Two Danas have had a huge impact on Joe Cavallaro’s life.
There was Dana Rosenblatt, the 37-1-2 middleweight boxer who briefly held the WBC and IBA title. Then there was Dana White, an 18-year-old bellhop who introduced himself when they worked at the Boston Harbor Hotel in 1987. The latter would go on to become an executive in the world’s biggest MMA promotion. Both, however, provided an entree into the fight world that would send Cavallaro down the road of promoter.
On Friday, the World Championship Fighting founder returns to the business after a 10-year hiatus with Combat FC 1, which takes place at The Shriners Auditorium in Wilmington, Mass., and airs on UFC Fight Pass. Former Bellator commentator Sean Wheelock will be on the call for the event.
“We were doing that before it was a business model,” Cavallaro, 57, told MMA Fighting.
A longtime training partner of Rosenblatt, Cavallaro got an education on matchmaking from the boxer’s manager.

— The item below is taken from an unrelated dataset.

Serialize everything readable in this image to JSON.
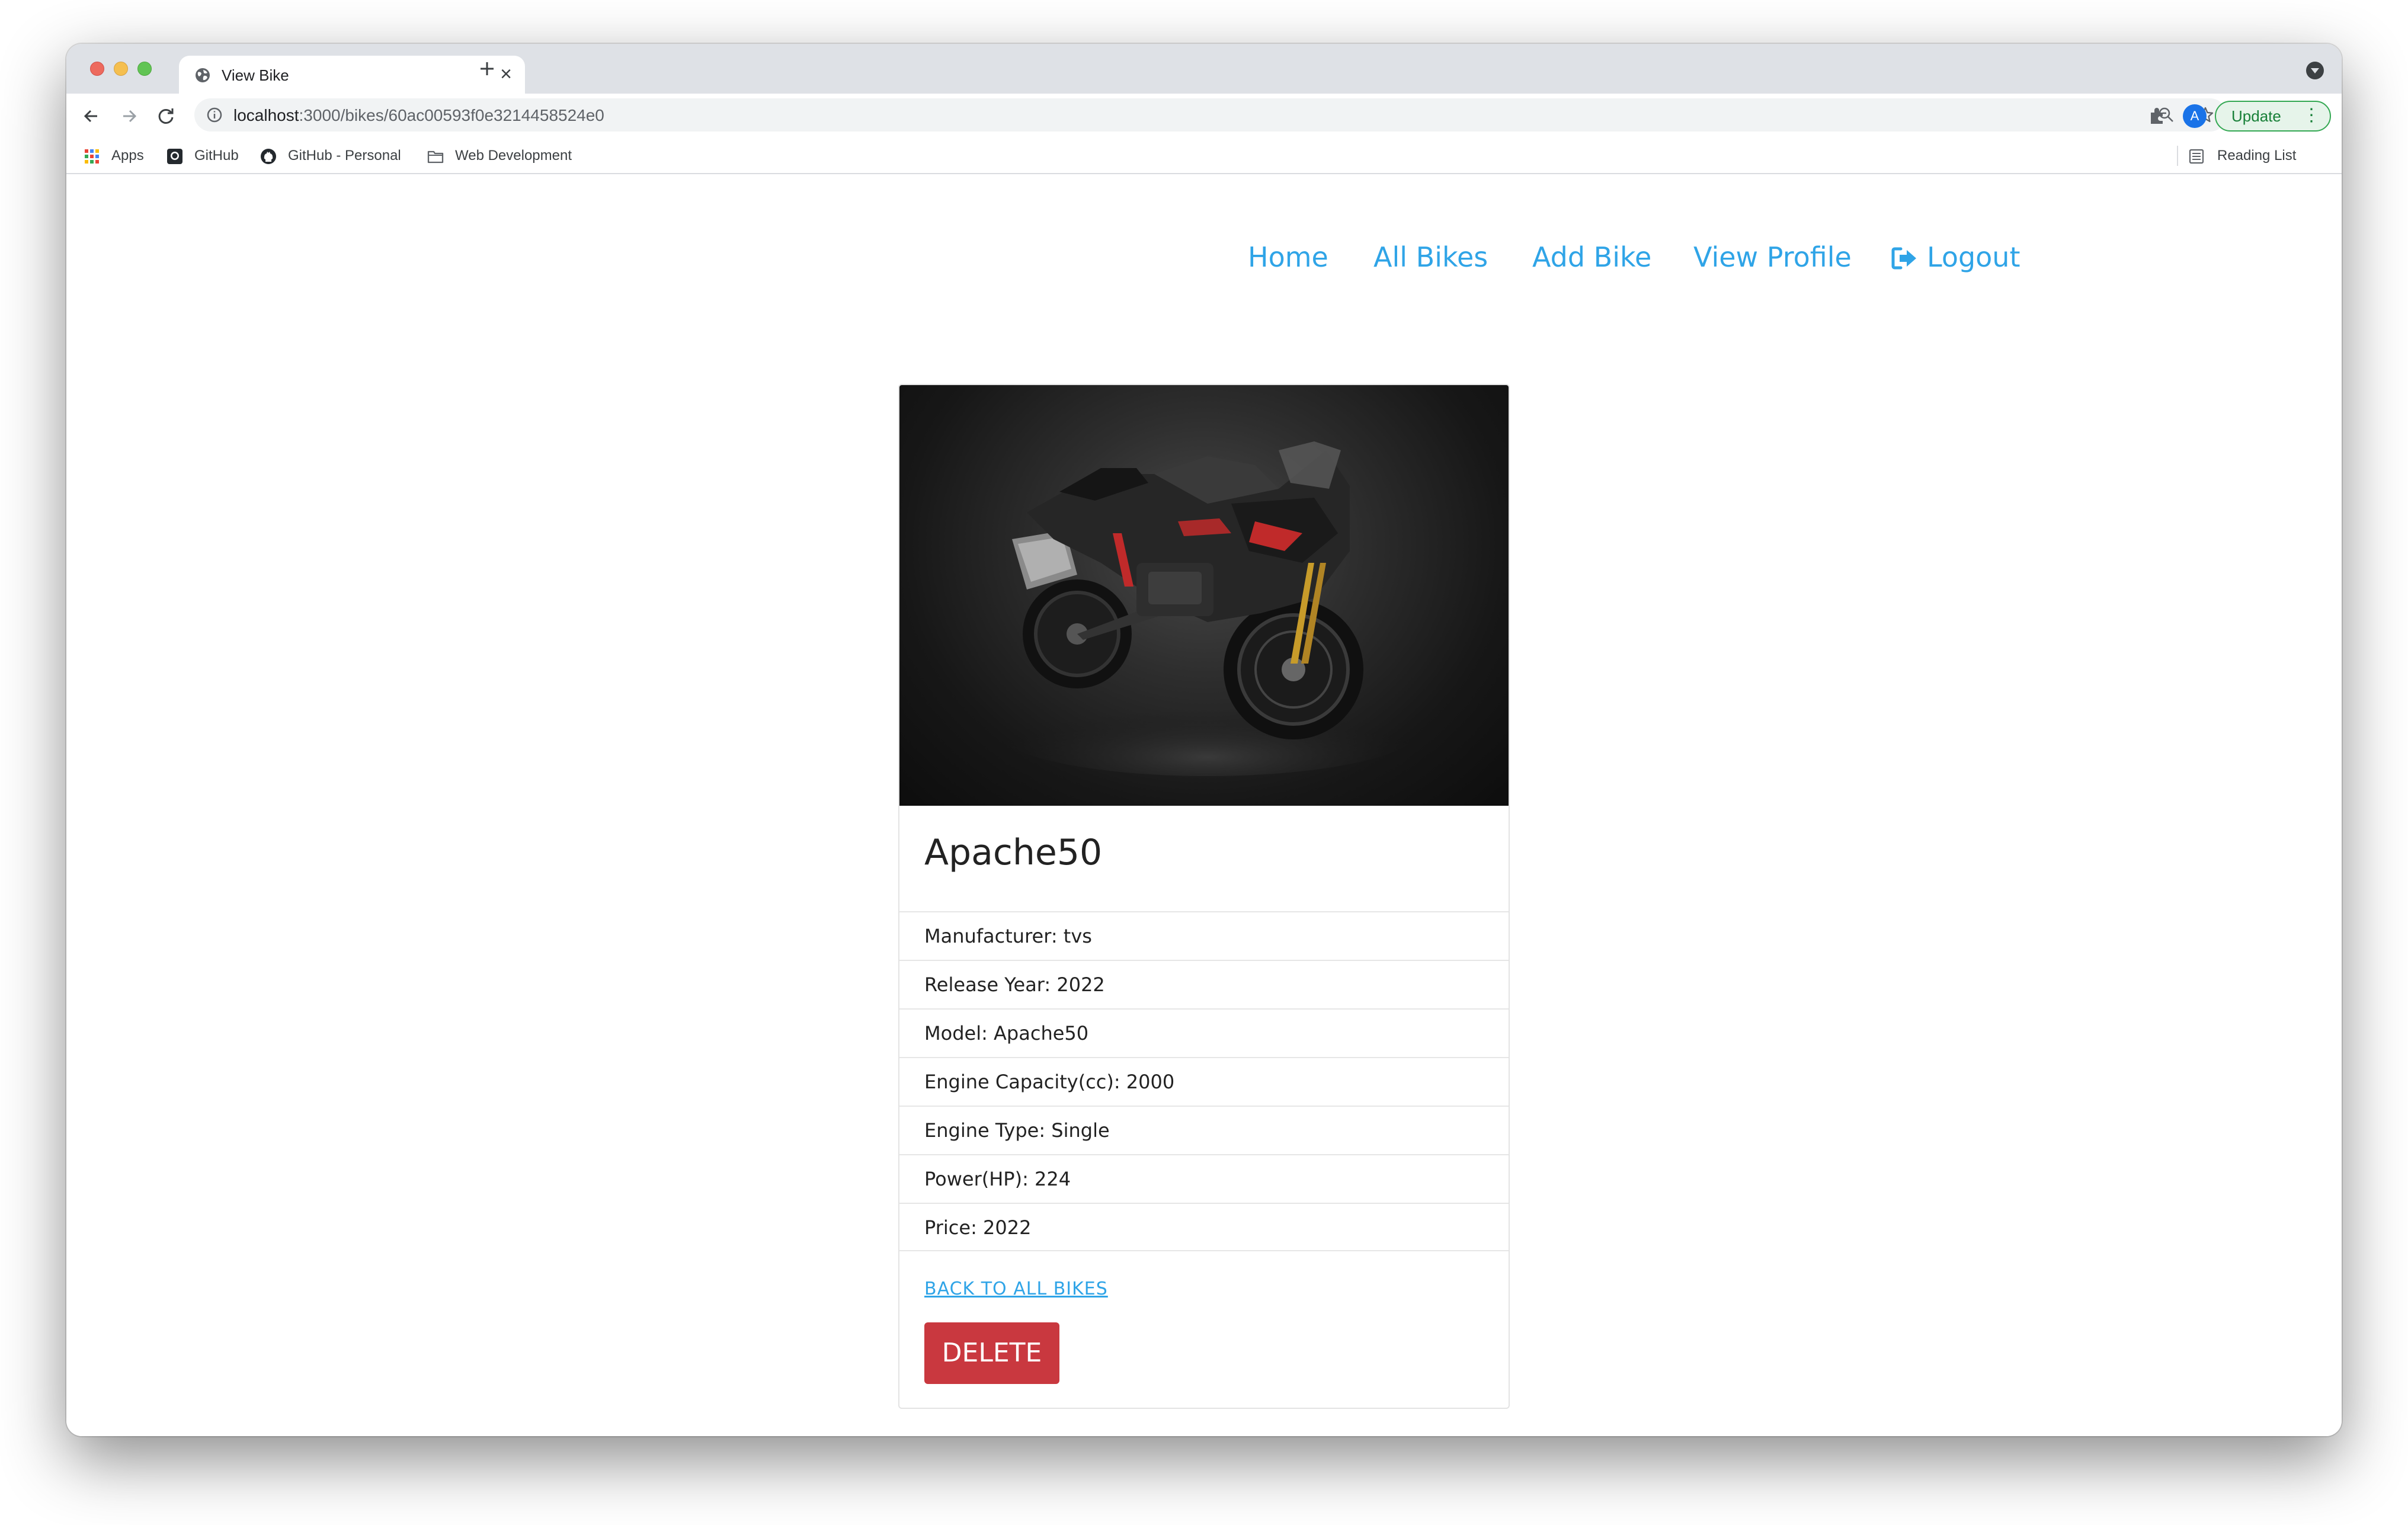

He got his start in MMA as a cutman, flying to Las Vegas at White’s invitation to work fights after the UFC was purchased by Zuffa LLC.
“I learned [the business] through Dana, being around the fights,” he said.
Cavallaro remembers walking out to the octagon with Marcus Davis, a client, at UFC 72 in Belfast. When Davis’ song, “Jump Around,” hit the speakers, the entire arena reverberated as the crowd went wild.
Cavallaro turned the WCF into a solid regional player as the sport exploded in popularity. But a jaunt in real estate turned into a full-time career that took him away from the sport. Like everyone else, the pandemic delayed his return to normal. As prices went haywire, he was drawn away from real estate. White put him in touch with the UFC Fight Pass team when he finally was able to plan a show.
Things have changed a lot since he left the business, Cavallaro admits. For one, everyone’s older. The fighters he used to rely on are 10 older and don’t fight any more. Production talent has also changed.
“Our ring card girls were 22 years old,” he said. “They’re now 30 with kids.”
Then he’s got a streaming deal that puts him on a worldwide platform. He had to reshoot all of his promotional video because his library was shot in a ring instead of a cage. Regional fighters could no longer be his sole talent pool. To draw strong numbers, he needed to diversify – a difficult task, he said, when everyone aims to curate their careers for the UFC.
“I think it’s tougher to get guys to fight tough fights,” he said. “Everybody’s thinking they’re going to get on the Contender Series and that will be their route. So they don’t necessarily take tough fights. They just want to get to 6-0 and then they think they’re going to get the opportunity to go to the UFC. And in a lot of cases, that’s what happens. Guys go in and they’re not ready.”
Cavallaro said he and his longtime matchmaker, Rick Caldwell, have done the best possible job to stack the card. His co-headliner, Salaiman Ahmadyar, is a 7-2 up-and-comer nicknamed “The Cutthroat Assassin.” Ahmadyar bears a large scar across his throat that marks a surgical scar from a tumor doctors removed from his jaw; the tumor was discovered when he took a knee to the nose in a fight and was sent to the hospital. His opponent, Tim Caron, is a Bellator and Contender Series vet. Keith Florian, brother to The Ultimate Fighter 1 finalist Kenny Florian, has sent a jiu-jitsu black belt, Sanad Armouti, who choked out Contender Series newcomer Billy Goff in the amateurs. Fabio Alano, another main card fighter, is a three-time world jiu-jitsu champion making his MMA debut.
None are household names, but they’re a start that Cavallaro hopes will open the door. Despite the challenges, he said he’s lucky to have discovered his passion for MMA and been able to return to it.
It’s also helpful when you have one of the most prominent figures in the sport on speed dial.